The Rohingyas violently expelled by Myanmar are not recognized as international refugees by Bangladesh. Despite lacking citizenship and the right to work, they have sought to survive through covert employment in labour markets and clientelist relations that provide protection for a price.
Ms Folashadé Soulé joins the African Studies evening seminars to discuss her latest paper entitled ‘Negotiating with China: African agency and challenges’. Her research challenges the assumption that African bureaucracies are passive in their relationship with China and she interrogates what can be learned from successful Africa-China projects’ negotiations.
The Investcorp Lecture Theatre, St Antony's College
The first day of a three-day event generously supported by Pembroke College, the Sasakawa Peace Foundation, the Middle East Centre at St Antony's College, and The Oxford Research Centre in the Humanities (TORCH).
Klaus Gallo is Associate Professor of the History Faculty at the Universidad Torcuato Di Tella in Argentina. His current research interests focuses on politics, ideas and culture in Buenos Aires during the first half of the nineteenth century.
China is poised to become the largest theatrical box office in the world. In order to circumvent China’s market access controls and tap the world’s largest potential film market, Hollywood studios have begun engaging in a range of collaborative ventures to access audiences in the middle kingdom.
Nineteenth-century natural history flourished in Chile thanks to a collaboration between foreign immigrants and Chileans, in a context of Chilean state support for natural history institutions and training, but also in a context in which the natural sciences, and natural history specifically, cam
Can the world be thought of in terms of sepia and light?
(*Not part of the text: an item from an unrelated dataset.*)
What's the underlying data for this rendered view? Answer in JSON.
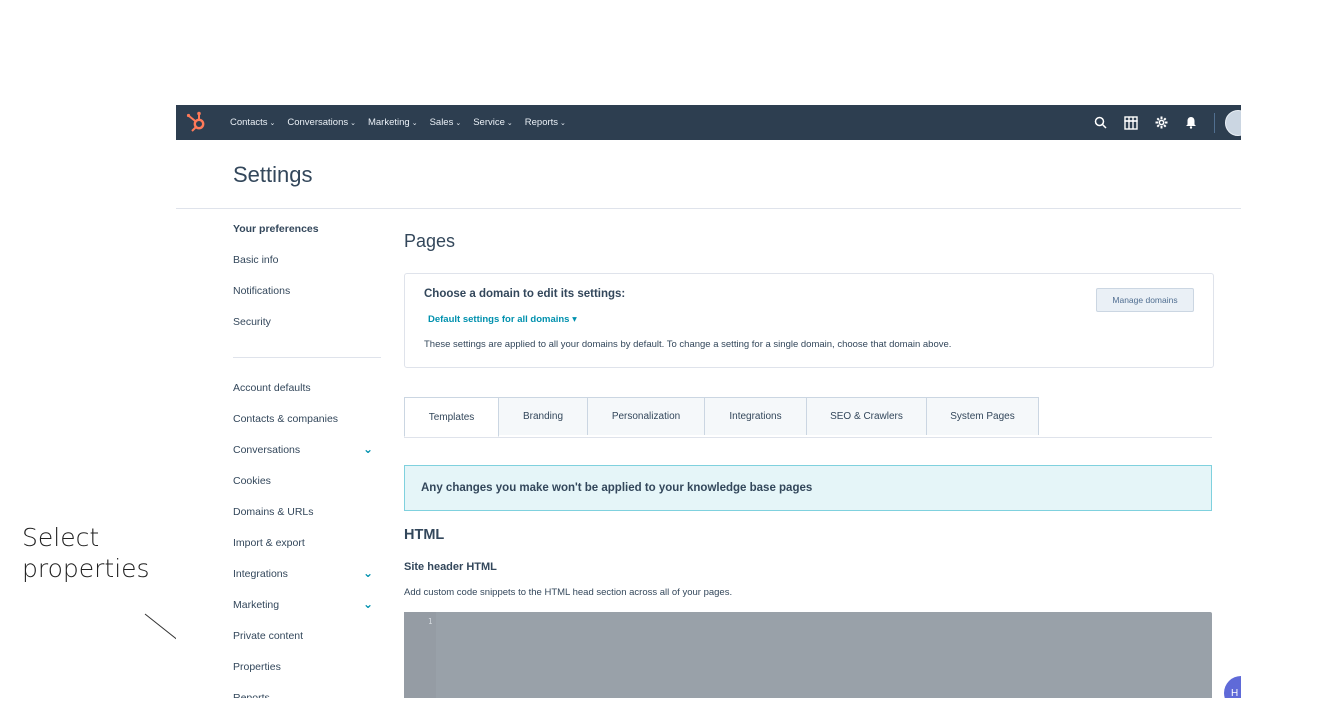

This talk will explore the relationship between archaic labour and photography in colonial Ceylon with an emphasis on pearlescence and how this might contribute to phenomenologies of light.